Sinew is a staple in any bowyer’s toolkit. Here I show how to make a quick patch in a weak area of a limb by wrapping it in sinew.
The sinew is shredded and soaked, and a light coat of glue is applied to the area around the weak spot. The strands of sinew are wrapped tightly around the limb, then smoothed over with more glue. It’s allowed to dry for at least a day – more if it’s humid.
Normally this fix is applied to cracks along a limb’s grain. This particular weak spot is caused by a compression fracture around a pin knot. I don’t yet know whether this will help the compression fracture, but it’s a quick enough fix that it’s worth a shot.
I recently bent reflex into an Osage stave and learned a few lessons. These may be obvious to the seasoned bowyer, but I want to share my growing pains in case the reader is interested in trying to bend wood with dry heat themselves. The lessons are stated in bullet points at the end of the post for those not interested in my rambling.
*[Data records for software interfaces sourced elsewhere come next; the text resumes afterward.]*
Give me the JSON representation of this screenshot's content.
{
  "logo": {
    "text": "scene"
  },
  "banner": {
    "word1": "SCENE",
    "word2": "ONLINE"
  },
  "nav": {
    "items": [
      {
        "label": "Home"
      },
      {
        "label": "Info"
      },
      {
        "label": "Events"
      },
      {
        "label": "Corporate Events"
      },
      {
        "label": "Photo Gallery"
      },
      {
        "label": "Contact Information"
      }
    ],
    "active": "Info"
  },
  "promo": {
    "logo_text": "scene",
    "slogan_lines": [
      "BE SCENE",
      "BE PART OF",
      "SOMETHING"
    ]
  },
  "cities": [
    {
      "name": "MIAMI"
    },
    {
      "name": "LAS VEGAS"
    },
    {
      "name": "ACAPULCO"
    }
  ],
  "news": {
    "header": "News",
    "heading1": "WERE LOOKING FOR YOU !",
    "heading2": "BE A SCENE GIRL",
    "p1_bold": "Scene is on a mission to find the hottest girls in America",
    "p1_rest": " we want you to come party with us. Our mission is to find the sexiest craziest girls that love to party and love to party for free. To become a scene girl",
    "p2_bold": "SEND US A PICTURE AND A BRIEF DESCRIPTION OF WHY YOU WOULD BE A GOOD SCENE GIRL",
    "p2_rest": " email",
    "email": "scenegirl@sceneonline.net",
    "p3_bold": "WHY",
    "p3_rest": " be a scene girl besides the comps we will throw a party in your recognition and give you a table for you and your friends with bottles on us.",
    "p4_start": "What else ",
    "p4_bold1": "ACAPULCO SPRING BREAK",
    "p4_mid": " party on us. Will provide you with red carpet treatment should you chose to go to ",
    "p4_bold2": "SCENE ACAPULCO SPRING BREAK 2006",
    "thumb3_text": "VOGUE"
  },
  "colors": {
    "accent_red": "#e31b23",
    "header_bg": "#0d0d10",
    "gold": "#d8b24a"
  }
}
The Osage stave in question was roughed from a small diameter tree and has a slightly crowned back. It’s 52″ tip-to-tip and tapers to 1/2″ over the last 8″ of each limb. I most likely wouldn’t have reflexed it had it not demanded it. But after roughing it out I was left with one limb reflexed about 2″ and the other dead straight. I hadn’t had much luck reflexing bows before, but it was time to face the music: this bow would be reflexed, or it wouldn’t be a bow. After reviewing the Bending Wood chapter in The Traditional Bowyer’s Bible, Vol. 2, I cut a form out of a 2×8, fired up the heat gun (pun slightly intended, sorry), and set to work.
Tipping an arrow with a spent .38 cartridge is an old trick. It’s a cheap way to blunt your arrows for hunting small game. Some even put nails through the cartridge after it’s glued to the arrow to keep the arrow from burrowing when stump shooting.
Tools needed for tipping an arrow with a .38 cartridge: arrow shaft, lighter, hot glue, the cartridge, some pliers, and a cold one in your favorite koozie.
Not long ago I broke a judo off my stumping arrow and was lucky enough to capture it in slow-motion:
Update: You can see the underwater lights in action in a clear freshwater lake here. The lights come on at about the 2:00 mark.
Many claim that bowfishing is strictly a nighttime activity. While I certainly don’t hold this belief, I still like to take a bow into the darkness from time to time in search of fish. That’s why I decided to build an underwater light setup for my kayak.